If you see something you want, please let me know. Because after this I can't promise it's fate. 

LOT #1: Price-- FREE


  • Ultra Alpaca   Color 6262 Lot 801  3 skeins + 1 balled skein never used
  • Mini Mochi Color 105 Lot 75   1 skein + 1 gently used ball (read: I started to knit and decided nope never gonna finish and frogged!)
  • Claudia Hand Painted Yarns Fingering Weight  Lichen 1 skein
  • Namaste Oh Snap! Bag (one medium and one small) The large one is missing. Sorry!
  • Blue Knit Carry with Top Grommet


LOT #2: Price-- FREE



  • Ocean Breezes Knitted Scarves inspired by the Sea by Sheryl Thies (Book)
  • Interweave Knits Spring 2007 (Magazine)
  • Jane Austen Knits 2011 (Magazine)
  • Knit Wear Spring 2012 (Magazine)

LOT#3: Price--FREE
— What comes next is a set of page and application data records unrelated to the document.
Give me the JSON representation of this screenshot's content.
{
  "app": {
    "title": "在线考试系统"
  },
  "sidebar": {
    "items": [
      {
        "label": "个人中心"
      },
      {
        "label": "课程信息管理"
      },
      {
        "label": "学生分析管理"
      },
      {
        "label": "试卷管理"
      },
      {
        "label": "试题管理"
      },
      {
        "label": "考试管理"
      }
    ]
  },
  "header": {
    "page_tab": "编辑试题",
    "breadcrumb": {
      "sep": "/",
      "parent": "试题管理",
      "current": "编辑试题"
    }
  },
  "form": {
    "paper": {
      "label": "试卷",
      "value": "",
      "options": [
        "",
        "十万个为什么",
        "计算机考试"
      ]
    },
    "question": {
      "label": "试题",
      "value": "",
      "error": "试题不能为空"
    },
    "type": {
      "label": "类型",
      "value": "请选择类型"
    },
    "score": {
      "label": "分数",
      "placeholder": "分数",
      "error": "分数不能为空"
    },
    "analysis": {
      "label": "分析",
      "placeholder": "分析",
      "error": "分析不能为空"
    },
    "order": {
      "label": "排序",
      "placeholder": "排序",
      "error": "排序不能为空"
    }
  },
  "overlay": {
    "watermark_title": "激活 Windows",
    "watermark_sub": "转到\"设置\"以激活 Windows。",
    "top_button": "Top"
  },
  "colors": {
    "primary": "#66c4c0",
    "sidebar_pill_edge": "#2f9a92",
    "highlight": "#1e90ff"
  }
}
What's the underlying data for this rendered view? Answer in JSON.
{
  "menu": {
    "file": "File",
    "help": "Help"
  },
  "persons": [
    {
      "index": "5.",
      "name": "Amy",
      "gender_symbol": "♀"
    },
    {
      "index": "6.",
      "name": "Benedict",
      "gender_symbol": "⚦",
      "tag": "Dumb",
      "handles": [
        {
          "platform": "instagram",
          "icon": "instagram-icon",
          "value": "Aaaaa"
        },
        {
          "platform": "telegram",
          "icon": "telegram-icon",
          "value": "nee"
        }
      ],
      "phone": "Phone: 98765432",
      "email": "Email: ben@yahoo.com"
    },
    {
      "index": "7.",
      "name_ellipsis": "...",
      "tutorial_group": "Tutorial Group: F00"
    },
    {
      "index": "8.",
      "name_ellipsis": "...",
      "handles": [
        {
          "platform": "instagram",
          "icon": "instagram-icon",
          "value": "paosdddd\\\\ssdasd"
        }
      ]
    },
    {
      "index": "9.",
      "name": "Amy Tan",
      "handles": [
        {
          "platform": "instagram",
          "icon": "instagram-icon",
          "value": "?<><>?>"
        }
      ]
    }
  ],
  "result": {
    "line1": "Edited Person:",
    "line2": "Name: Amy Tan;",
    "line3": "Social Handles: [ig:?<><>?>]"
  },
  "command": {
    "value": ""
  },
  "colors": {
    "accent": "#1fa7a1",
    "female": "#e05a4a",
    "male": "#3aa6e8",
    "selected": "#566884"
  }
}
  • Large Swift from Joanne Fabrics
  • Dream in Color Groovy Alpine Flurry Jan/Dec. Dream Club from a few years ago
  • Dream in Color Starry Midnight Derby Note: This is a very early starry and the metallic isn't as "bright" as the current version



Wednesday, April 30, 2014

The Great Unloading, Part 1

It's official. I'm de-stashing my stash. I've got a host of randomness from bags and yarn to a few other knitting "essentials". Over the next week or so, I'll be up loading pictures. If you want something, let me know. First come, first served (thank you time-stamp). Prices listed include all items in the photo. Some items will be sold as groups. If you live far away, please know shipping will be extra. Everything has been stored in my smoke-free, pet-free home.

So let's get started....

Namaste Zuma bag in Gray. This is a discontinued style.
 



Namaste Buddy Case in Lime. Discontinued style. Similar to their Better Buddy.




Sky Yarn by Tahki Stacy Charles (Ravelry link) Original price: $7.50





Debbie Bliss Donegal Luxury Tweed (Ravelry link) Original price: $10.00




Hikoo's Caribou (Ravelry link) Original price per skein: $7.25